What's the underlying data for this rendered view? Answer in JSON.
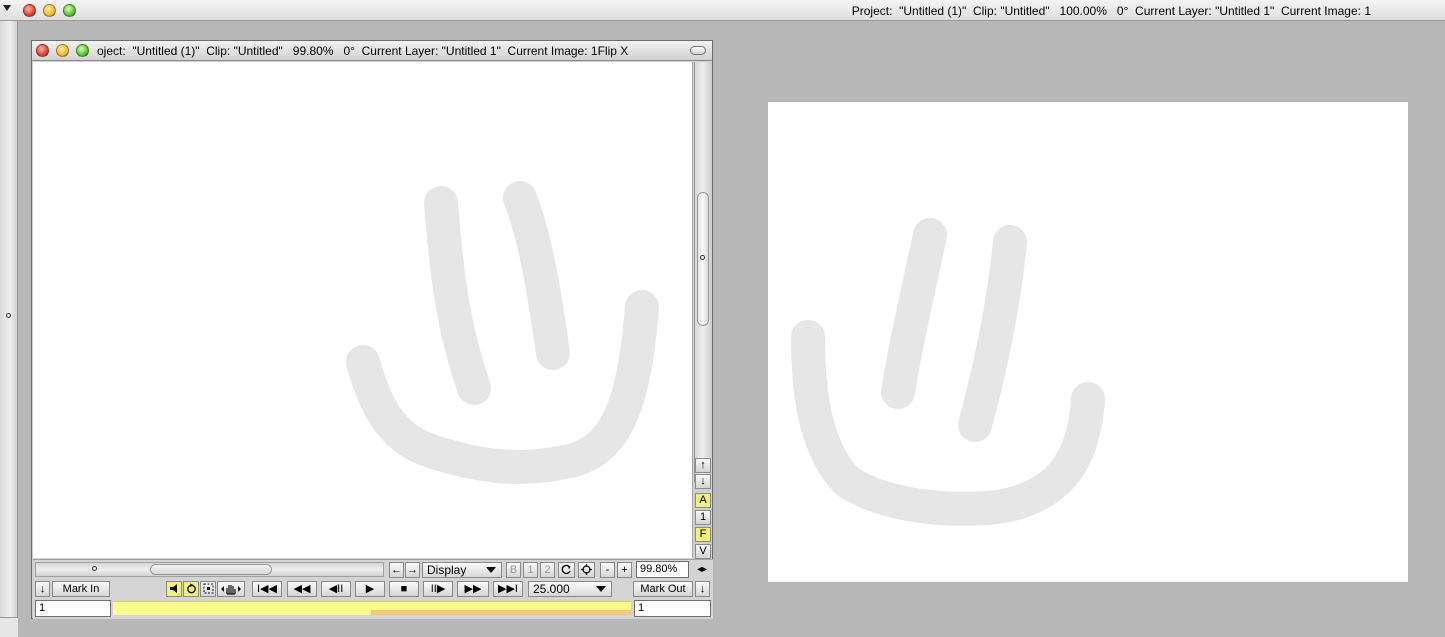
{
  "topbar": {
    "status": "Project:  \"Untitled (1)\"  Clip: \"Untitled\"   100.00%   0°  Current Layer: \"Untitled 1\"  Current Image: 1"
  },
  "window": {
    "title": "oject:  \"Untitled (1)\"  Clip: \"Untitled\"   99.80%   0°  Current Layer: \"Untitled 1\"  Current Image: 1Flip X"
  },
  "side_buttons": {
    "up": "↑",
    "down": "↓",
    "a": "A",
    "one": "1",
    "f": "F",
    "v": "V"
  },
  "toolbar": {
    "nav_left": "←",
    "nav_right": "→",
    "display_select": "Display",
    "btn_b": "B",
    "btn_1": "1",
    "btn_2": "2",
    "minus": "-",
    "plus": "+",
    "zoom_value": "99.80%",
    "zoom_arrows": "◂▸"
  },
  "transport": {
    "down_left": "↓",
    "mark_in": "Mark In",
    "first": "I◀◀",
    "rewind": "◀◀",
    "step_back": "◀II",
    "play": "▶",
    "stop": "■",
    "step_fwd": "II▶",
    "ffwd": "▶▶",
    "last": "▶▶I",
    "fps": "25.000",
    "mark_out": "Mark Out",
    "down_right": "↓"
  },
  "frames": {
    "in_value": "1",
    "out_value": "1"
  },
  "colors": {
    "background": "#b7b7b7",
    "stroke": "#e6e6e6",
    "timeline": "#fbfb8c",
    "toggle_active": "#f3f07a"
  },
  "icons": {
    "close": "close-icon",
    "minimize": "minimize-icon",
    "zoom": "zoom-icon",
    "speaker": "speaker-icon",
    "loop": "loop-icon",
    "select": "select-icon",
    "hand": "hand-icon",
    "rotate": "rotate-icon",
    "center": "center-icon"
  }
}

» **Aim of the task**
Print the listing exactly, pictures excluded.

» **Exercise result**
What's the underlying data for this rendered view? Answer in JSON.
{
  "topbar": {
    "status": "Project:  \"Untitled (1)\"  Clip: \"Untitled\"   100.00%   0°  Current Layer: \"Untitled 1\"  Current Image: 1"
  },
  "window": {
    "title": "oject:  \"Untitled (1)\"  Clip: \"Untitled\"   99.80%   0°  Current Layer: \"Untitled 1\"  Current Image: 1Flip X"
  },
  "side_buttons": {
    "up": "↑",
    "down": "↓",
    "a": "A",
    "one": "1",
    "f": "F",
    "v": "V"
  },
  "toolbar": {
    "nav_left": "←",
    "nav_right": "→",
    "display_select": "Display",
    "btn_b": "B",
    "btn_1": "1",
    "btn_2": "2",
    "minus": "-",
    "plus": "+",
    "zoom_value": "99.80%",
    "zoom_arrows": "◂▸"
  },
  "transport": {
    "down_left": "↓",
    "mark_in": "Mark In",
    "first": "I◀◀",
    "rewind": "◀◀",
    "step_back": "◀II",
    "play": "▶",
    "stop": "■",
    "step_fwd": "II▶",
    "ffwd": "▶▶",
    "last": "▶▶I",
    "fps": "25.000",
    "mark_out": "Mark Out",
    "down_right": "↓"
  },
  "frames": {
    "in_value": "1",
    "out_value": "1"
  },
  "colors": {
    "background": "#b7b7b7",
    "stroke": "#e6e6e6",
    "timeline": "#fbfb8c",
    "toggle_active": "#f3f07a"
  },
  "icons": {
    "close": "close-icon",
    "minimize": "minimize-icon",
    "zoom": "zoom-icon",
    "speaker": "speaker-icon",
    "loop": "loop-icon",
    "select": "select-icon",
    "hand": "hand-icon",
    "rotate": "rotate-icon",
    "center": "center-icon"
  }
}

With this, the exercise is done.